The lowering of the water table in Kerala is likely to trigger arsenic contamination at deeper levels, posing a serious health hazard, a study by the Kerala State Council for Science, Technology and Environment (KSCSTE) has warned.
The study, conducted in association with the Department of Geology, University of Kerala, the Integrated Rural Technology Centre, Palakkad, and the Agriculture and Ecosystem Management Group (AGES), Thiruvananthapuram, has warned that the particular geological set-up in Kerala can trigger the release of arsenic from rocks if the groundwater level declined uncontrollably. This, it says, could have far-reaching consequences on water quality.
Presenting the findings of the study at a two-day regional seminar on Water Quality Assessment and Management, which concluded here on Wednesday, Kamalakshan Kokkal, Joint Director, KSCSTE, stressed the need for regular monitoring of groundwater for arsenic contamination.
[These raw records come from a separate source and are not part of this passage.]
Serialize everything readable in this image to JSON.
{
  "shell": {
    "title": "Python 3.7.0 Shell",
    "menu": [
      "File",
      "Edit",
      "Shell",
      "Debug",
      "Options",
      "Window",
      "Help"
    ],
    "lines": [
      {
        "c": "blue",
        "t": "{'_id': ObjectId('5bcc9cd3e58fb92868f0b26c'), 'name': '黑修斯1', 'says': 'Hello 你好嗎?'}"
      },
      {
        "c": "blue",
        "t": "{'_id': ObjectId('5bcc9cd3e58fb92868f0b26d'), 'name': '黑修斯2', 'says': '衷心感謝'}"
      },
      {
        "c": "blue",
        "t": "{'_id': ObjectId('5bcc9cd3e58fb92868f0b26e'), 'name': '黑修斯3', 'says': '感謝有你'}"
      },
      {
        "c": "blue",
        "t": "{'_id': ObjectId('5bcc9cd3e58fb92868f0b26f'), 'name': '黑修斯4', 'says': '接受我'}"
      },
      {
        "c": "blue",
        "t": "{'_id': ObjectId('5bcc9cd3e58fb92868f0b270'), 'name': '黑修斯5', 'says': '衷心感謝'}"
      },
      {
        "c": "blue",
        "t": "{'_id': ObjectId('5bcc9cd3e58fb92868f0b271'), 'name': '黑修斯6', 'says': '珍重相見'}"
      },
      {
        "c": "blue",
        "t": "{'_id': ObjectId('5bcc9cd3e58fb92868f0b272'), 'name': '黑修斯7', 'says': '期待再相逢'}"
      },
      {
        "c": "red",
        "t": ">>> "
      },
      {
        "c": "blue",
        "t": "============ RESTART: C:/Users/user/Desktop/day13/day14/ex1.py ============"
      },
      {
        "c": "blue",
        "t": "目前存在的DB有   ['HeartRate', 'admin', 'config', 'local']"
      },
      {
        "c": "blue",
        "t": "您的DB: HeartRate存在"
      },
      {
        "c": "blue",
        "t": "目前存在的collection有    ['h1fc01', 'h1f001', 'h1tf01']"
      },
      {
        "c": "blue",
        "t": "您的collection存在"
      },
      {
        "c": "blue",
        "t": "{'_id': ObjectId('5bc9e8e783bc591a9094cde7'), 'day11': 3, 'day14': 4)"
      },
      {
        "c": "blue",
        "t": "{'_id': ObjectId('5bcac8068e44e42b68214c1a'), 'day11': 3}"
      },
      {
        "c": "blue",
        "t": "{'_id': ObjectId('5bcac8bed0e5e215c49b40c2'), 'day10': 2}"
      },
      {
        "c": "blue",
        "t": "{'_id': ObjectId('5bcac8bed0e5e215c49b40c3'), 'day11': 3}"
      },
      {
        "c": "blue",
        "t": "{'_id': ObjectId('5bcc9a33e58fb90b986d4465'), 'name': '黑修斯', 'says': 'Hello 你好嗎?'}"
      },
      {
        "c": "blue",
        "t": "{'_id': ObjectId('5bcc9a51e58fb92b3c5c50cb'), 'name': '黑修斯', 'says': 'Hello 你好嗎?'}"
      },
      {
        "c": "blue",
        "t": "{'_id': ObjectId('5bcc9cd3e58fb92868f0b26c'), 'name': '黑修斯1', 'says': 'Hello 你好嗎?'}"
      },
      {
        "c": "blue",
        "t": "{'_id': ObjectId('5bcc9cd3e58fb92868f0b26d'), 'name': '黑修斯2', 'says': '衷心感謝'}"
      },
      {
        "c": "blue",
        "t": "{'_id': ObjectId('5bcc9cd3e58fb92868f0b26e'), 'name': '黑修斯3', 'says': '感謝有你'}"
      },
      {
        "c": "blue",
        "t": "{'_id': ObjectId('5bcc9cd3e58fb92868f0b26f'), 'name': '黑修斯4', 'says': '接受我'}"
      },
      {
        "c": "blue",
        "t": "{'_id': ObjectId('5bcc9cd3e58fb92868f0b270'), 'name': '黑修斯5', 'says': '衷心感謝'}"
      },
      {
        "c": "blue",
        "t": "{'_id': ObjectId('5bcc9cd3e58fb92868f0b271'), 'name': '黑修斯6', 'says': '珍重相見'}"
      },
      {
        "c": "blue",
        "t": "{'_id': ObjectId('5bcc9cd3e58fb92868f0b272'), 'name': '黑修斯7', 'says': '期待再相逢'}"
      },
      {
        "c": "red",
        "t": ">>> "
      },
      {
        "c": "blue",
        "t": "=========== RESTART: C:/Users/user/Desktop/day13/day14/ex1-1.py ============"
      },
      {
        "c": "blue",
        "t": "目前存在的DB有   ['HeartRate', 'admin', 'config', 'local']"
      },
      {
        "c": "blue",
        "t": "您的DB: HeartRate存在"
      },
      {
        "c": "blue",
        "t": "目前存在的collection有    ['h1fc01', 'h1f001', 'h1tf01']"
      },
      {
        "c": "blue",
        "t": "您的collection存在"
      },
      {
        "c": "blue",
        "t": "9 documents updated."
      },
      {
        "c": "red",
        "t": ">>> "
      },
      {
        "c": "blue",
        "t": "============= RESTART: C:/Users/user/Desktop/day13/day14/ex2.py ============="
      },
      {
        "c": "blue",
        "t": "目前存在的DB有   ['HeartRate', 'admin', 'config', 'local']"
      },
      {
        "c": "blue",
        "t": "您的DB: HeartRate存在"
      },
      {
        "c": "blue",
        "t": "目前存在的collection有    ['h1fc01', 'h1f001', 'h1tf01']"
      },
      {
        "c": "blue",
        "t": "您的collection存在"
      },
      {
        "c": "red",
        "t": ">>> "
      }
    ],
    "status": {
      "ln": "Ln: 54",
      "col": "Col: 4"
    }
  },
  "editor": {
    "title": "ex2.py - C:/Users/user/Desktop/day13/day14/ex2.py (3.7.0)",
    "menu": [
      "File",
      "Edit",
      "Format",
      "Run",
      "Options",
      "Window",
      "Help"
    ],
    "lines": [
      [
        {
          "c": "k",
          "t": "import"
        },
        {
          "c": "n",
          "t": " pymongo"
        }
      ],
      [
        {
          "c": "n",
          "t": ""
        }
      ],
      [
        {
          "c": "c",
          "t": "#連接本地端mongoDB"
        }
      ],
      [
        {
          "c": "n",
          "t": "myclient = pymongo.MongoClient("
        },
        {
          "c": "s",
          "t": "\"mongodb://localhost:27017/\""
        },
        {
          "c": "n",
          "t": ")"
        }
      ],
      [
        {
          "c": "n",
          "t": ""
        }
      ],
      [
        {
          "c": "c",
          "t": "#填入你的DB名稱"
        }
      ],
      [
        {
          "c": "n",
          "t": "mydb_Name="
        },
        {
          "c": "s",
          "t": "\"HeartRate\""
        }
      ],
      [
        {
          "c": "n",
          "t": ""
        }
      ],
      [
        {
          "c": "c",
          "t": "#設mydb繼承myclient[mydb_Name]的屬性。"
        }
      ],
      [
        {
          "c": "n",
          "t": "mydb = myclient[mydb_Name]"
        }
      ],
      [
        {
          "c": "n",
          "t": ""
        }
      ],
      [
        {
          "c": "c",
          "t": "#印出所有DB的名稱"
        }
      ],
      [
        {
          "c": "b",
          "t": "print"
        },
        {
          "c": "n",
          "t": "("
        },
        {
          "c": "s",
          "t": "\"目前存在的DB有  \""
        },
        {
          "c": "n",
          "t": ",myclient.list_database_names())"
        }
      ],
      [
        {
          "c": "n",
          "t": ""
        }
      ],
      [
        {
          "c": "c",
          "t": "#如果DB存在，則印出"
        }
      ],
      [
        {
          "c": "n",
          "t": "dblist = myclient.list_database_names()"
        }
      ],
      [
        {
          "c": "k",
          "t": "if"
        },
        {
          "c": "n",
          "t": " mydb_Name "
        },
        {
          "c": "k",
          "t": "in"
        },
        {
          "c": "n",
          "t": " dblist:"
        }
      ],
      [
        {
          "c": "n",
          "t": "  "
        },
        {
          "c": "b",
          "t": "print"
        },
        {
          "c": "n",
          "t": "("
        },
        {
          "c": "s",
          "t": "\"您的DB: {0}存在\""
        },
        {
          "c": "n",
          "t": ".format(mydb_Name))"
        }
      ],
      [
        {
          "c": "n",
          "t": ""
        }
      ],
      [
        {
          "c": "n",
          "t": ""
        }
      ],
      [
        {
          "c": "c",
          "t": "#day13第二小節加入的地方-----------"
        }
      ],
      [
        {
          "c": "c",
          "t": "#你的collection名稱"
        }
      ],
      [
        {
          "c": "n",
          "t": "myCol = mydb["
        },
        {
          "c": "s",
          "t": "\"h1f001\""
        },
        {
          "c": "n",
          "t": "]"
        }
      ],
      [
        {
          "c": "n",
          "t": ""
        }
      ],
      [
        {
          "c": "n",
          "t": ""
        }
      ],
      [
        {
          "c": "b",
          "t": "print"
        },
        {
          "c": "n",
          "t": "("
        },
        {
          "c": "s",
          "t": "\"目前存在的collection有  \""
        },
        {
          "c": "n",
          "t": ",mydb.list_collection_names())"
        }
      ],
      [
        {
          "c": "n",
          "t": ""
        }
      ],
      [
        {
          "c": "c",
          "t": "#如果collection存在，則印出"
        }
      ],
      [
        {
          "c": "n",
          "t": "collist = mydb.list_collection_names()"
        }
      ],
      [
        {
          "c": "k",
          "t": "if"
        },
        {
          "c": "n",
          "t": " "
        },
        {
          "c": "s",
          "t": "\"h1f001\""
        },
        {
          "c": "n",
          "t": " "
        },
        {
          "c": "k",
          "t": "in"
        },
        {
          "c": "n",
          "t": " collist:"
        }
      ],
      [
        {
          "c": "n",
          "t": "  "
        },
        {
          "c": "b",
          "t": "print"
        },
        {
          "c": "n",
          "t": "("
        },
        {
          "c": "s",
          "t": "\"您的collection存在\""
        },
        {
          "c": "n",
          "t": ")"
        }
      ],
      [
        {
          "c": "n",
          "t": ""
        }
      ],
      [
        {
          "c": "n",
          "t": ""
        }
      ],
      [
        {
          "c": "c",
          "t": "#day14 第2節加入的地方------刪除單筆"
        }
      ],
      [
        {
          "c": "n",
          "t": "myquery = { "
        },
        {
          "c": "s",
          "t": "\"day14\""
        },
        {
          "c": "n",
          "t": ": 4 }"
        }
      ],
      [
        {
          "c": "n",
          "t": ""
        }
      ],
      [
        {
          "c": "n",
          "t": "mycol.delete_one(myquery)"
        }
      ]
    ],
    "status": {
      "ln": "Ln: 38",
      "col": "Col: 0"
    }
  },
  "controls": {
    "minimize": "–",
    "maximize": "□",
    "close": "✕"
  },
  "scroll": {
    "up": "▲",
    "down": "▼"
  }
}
He said it was essential to discourage the dependence on borewells for drinking water and promote the use of dug wells instead.
Exposure to arsenic results in skin lesions, respiratory and gastrointestinal complaints, gangrene and cancer. In India, arsenic contamination of groundwater has been reported from Bihar, Uttar Pradesh, Jharkhand, Chhattisgarh, West Bengal, Assam and Manipur.
Highlighting the adverse impact of the decline in groundwater resources, Dr. Kokkal said many areas in Kerala had reported a permanent lowering of the water table. The studies indicated that the lowering of the water table results in salinity intrusion, high fluoride content and possible arsenic contamination.
“Fluoride problems were reported in Palakkad and Alappuzha districts. Chittur block, Kozhinjampara and Kanjikode were the worst affected in Palakkad district. As much as 42 per cent of dug wells and 70 per cent of borewells in the district had reported abnormally high levels of fluoride. The weathering of mineral-rich gneiss and hornblende biotite schist rocks appears to be the chief source of fluoride,” he said.
Dr. Kokkal said the local people were using the contaminated water for drinking without de-flouridation. “A school-level survey showed that 10 per cent of the students had dental fluorosis. In Alappuzha, fluorides were reported from tube wells that penetrate deeper aquifers,” he said. “Exposure to high fluoride over a prolonged period of time results in acute chronic skeletal flourosis, affecting the neck, spine, knee, pelvic and shoulder joints.”
Dr. Kokkal observed that the groundwater situation in Kerala had undergone a drastic change since 1992 when all developmental blocks were in the safe (white) category. In 1999, 15 blocks moved out of the safe category, with three blocks categorised as overexploited, five critical and six semi-critical. In 2004, the number of unsafe blocks went up to 50 with five overexploited, 15 critical and 30 semi-critical. In 2012, Chittur block in Palakkad had been categorised as overexploited, three blocks classified as critical and 22 blocks semi-critical.”
The KSCSTE carried out a water-quality monitoring programme in 22 river basins as part of the study.
Exposure to arsenic results in skin lesions, respiratory and gastrointestinal complaints, and cancer.